Dear Mr Modi,
Being in the driver’s seat in India means losing touch with reality. The way you drove on November 8 night clearly shows you are out of practice, so here are three tips you could use:
Why talk about braking first? Because you really need to work on it. The way you braked on November 8 night was spectacular. The tyres smoked. There were long skid marks, your admirers clapped, but your passengers?
You smashed into a wall and, good thing you had the seat belt on but most of your passengers were left bleeding. Some of them are now dead — “a minor inconvenience”. We haven’t totted up the repair bill yet, but it will be huge.
It Won’t Start In Fifth
Next, Mr Modi, don’t try to start it in fifth gear. I don’t know what to make of your stubbornness but can’t you see the engine is stalling every time? What are the lower gears for? Ah, I forget you got them removed on November 8 night.
Now, don’t try to buy my silence with your alta-dyed Rs 2,000 note, which is as good as the fifth gear in your car. It’s great for mileage and engine life when the economy is cruising along, but what good is it when you are starting again from a standstill?
Can you buy milk, vegetables, fruit and your other daily needs with it? Can you pay your autowala, istriwala, chemist or newspaperwala with it? Where is that shopkeeper who can change Rs 2000 notes all day?
Yet, your government is flooding the market with this useless note. Instead of 25 notes of Rs 100, or five of Rs 500, ATMs now spit out only one Rs 2000 note. The queues have become shorter but people’s misery hasn’t reduced. Try withdrawing your weekly quota of Rs 24,000 from a bank, and you will still get 12 of those useless Rs 2000 notes.
Is it even money, this Rs 2000 note, considering that it does not buy anything this side of Rs 1500 or Rs 1600?
One of the advantages of cash over barter is that it is available in convenient units.
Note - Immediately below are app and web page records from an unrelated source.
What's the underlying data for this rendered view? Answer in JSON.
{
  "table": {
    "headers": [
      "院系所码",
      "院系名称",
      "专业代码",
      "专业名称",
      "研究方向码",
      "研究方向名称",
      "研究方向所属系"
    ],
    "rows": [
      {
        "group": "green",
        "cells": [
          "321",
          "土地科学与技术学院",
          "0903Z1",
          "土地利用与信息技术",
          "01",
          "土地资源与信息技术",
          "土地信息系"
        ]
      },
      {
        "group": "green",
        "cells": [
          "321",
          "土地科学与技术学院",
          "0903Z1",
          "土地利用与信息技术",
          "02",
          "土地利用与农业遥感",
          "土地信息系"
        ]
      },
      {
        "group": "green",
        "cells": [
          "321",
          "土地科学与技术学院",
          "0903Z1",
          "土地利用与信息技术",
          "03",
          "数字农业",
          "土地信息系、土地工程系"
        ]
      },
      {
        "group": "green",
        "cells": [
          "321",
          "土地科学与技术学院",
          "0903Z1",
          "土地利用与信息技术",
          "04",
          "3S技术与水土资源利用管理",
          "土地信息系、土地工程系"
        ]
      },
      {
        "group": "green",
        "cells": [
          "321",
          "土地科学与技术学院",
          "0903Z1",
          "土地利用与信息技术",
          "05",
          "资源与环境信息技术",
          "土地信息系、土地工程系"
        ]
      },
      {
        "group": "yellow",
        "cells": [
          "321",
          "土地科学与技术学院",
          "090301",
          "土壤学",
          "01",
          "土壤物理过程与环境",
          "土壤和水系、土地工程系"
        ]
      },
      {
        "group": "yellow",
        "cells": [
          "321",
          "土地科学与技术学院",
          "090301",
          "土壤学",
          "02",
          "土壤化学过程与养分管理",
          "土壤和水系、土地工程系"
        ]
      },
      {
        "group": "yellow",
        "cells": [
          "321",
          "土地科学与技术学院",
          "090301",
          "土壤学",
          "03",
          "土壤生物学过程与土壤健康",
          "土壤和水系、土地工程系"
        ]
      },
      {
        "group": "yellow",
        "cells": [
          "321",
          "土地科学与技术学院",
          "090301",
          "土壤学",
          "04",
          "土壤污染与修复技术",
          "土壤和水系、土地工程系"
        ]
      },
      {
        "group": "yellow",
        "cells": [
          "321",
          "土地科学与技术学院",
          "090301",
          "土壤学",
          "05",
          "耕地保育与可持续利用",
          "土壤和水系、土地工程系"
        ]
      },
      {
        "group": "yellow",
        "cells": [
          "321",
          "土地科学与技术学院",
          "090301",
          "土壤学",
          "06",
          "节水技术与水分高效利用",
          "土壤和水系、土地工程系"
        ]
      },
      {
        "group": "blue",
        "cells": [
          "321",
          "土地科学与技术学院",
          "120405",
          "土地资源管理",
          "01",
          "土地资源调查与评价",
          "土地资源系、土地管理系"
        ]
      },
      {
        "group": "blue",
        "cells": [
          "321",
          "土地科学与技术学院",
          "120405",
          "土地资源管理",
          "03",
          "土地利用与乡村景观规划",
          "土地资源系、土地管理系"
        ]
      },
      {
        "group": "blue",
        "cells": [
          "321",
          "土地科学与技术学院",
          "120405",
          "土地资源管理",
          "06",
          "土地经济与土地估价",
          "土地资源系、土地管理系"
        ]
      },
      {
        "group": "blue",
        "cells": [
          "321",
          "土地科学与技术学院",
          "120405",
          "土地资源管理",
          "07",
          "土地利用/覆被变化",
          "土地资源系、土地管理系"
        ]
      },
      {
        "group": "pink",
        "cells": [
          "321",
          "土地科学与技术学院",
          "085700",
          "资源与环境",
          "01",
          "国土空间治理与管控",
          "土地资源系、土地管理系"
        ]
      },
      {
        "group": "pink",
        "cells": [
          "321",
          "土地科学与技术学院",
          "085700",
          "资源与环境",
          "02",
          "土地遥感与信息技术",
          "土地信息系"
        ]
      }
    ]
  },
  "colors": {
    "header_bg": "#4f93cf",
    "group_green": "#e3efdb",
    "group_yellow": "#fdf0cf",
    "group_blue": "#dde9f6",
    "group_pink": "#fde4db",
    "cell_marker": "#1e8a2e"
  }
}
So, a dairy farmer who has only one cow to sell can buy food and clothes for his family and also carry out repairs to his hut. But if there’s no cash, he is forced to buy too much of only one kind of thing, maybe grain. He now has three years’ stock of grain at home but no new clothes and toys and books for his children, and the family must continue living under a leaky roof. Your Rs 2000 note is everything cash should not be.
Coming back to the car, Mr Modi, you will have to start it in first, period. And while you are about it, please advise banks to issue only Rs 500 and Rs 100 notes till the economy is back to cruising speed.
Be Gentle On The Clutch Too
Not only did you brake hard, Mr Modi, you are also abrupt with the clutch. You will never get the car started at this rate.
Is that Rs 2000 note a shove for digital payments? Are you trying to force India, and also Bharat, to switch to cards and e-wallets overnight by making cash frustrating? Well, good luck to you, and to me.